23 September 2022
On the ongoing direction of worldwide ozone harming substance discharges, essentially all marine species will be at high or basic gamble of eradication in under 80 years, as per a review distributed Monday by Nature Climate Change.
The review, which was led by a global group of specialists, took a gander at the impacts of rising air and water temperatures because of the consuming of petroleum products on the marine creatures, plants, protozoans and microbes tracked down in the upper 100 meters of the world’s seas.
In the event that the world was to progress forward with its ongoing pace of ozone harming substance outflows, “practically 90% of ~25,000 species are at high or basic gamble of elimination,” the review finished up.
Moderating the impacts of environmental change “lessens the gamble for essentially all species,” the review found. The discoveries come as the U.S. orders the Inflation Reduction Act, the main significant piece of regulation intended to check ozone harming substance emanations and speed the progress to inexhaustible wellsprings of energy.

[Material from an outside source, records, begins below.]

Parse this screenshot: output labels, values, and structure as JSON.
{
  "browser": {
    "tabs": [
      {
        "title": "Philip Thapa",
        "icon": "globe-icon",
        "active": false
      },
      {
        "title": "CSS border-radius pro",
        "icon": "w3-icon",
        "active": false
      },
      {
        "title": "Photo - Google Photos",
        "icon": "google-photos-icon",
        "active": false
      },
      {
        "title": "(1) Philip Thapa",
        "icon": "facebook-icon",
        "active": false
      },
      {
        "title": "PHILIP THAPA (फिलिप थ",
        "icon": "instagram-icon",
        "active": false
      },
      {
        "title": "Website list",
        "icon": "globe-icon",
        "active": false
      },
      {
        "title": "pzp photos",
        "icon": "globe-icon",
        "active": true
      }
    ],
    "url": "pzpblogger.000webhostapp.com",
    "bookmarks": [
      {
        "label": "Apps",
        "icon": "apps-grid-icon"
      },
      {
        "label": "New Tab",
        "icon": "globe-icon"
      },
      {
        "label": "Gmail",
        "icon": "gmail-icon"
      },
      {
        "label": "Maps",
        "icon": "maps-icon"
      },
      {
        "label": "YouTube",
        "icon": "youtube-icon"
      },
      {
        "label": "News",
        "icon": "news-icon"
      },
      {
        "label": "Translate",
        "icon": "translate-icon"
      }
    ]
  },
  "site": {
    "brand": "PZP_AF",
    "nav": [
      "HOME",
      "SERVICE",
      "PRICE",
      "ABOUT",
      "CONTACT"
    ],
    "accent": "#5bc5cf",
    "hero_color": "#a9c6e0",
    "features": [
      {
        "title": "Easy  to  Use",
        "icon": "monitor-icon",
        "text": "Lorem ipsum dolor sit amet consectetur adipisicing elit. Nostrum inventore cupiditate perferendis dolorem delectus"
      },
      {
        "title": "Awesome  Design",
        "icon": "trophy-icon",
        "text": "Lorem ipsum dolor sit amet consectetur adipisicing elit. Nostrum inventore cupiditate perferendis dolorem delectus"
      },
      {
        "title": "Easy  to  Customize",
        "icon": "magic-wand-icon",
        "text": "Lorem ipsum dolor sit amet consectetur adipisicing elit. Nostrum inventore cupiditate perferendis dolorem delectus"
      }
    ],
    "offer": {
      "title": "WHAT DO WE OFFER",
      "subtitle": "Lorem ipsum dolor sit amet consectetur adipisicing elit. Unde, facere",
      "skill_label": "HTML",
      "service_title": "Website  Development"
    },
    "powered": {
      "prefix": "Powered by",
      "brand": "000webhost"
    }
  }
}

The review positioned the species generally defenseless against environmental change and discovered that the Chinese puffer fish (Takifugu chinensis) and the Galapagos damselfish (Asurina eupalama) were the two species at most serious gamble of eradication.
While environmental change has been unleashing ruin lately as outrageous climate, dry season and climbing surface temperatures that have constrained individuals to start searching for ways of adjusting, the brunt of the abundance warming brought about by the nursery impact has fallen on the world’s seas.
Information from the National Oceanic and Atmospheric Administration has shown that “the sea retains in excess of 90% of the overabundance heat” ascribed to outflows.
Various examinations have connected rising degrees of carbon dioxide in the air with sea fermentation that influences marine life.
Carbon dioxide responds with ocean water to create carbonic corrosive,” the Environmental Protection Agency says on its site. This makes it more challenging for corals, a few kinds of tiny fish, and different animals to create a mineral called calcium carbonate, which is the fundamental fixing in their hard skeletons or shells.”
Without critical moderation endeavors, environmental change is ready to affect worldwide fisheries and will be felt hardest in more unfortunate nations that depend on sea ocean life as a wellspring of food.
fisheries and will generally have a lower food security, and by and large healthful status,” Daniel Boyce, a scientist at the Bedford Institute of Oceanography in Nova Scotia and creator distributed in Nature Climate Change, told ABC News.